The very features of Pakistani society that are represented so prominently in Karachi - ethnic and sectarian heterogeneity, political fragmentation, economic disparity, demographic pressures, steady erosion of the state's institutional capacity and the footprint of international conflict - are the ones that challenge the stability of the nation state. From being the national political pulse, the city withdrew into its own violent politics in the 1980s - development that paralleled a wider process of political disarticulation in Pakistan. This paper provides a perspective on institutional breakdown, using political violence as an index.
The analysis of conflict and violence in Karachi presented here focuses on the processes that made Karachi an open city - openness to migration and informality. The informalisation of public provisioning, which was often aided and abetted by state organisations, was premised on the legitimisation of private non-state arrangements for contract enforcement, and the strengthening of social networks based on kinship, ethnicity and sectarian identity.

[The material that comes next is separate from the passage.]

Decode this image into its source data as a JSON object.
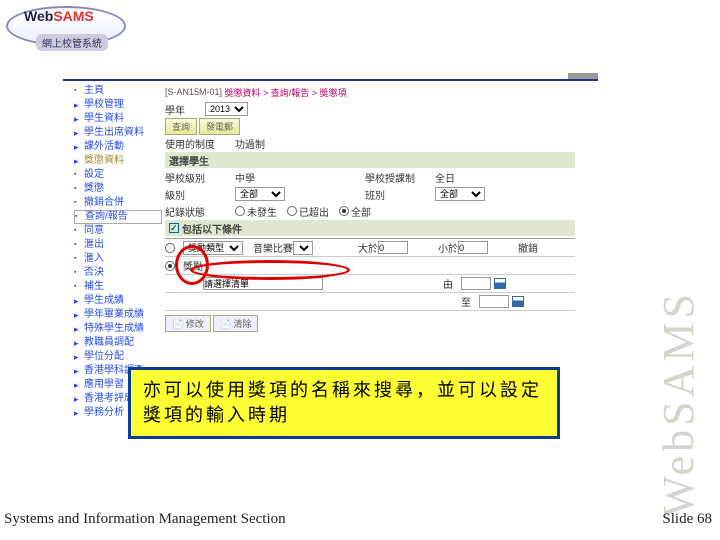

Qualitative accounts of the histories of land use in six very different types of localities are interpreted using this approach, which offers an understanding of breakdown as well as recovery and the prospect of political negotiation.
Working Paper No. 70 (series 2), London, UK; Crisis States Research Centre, 44 pp.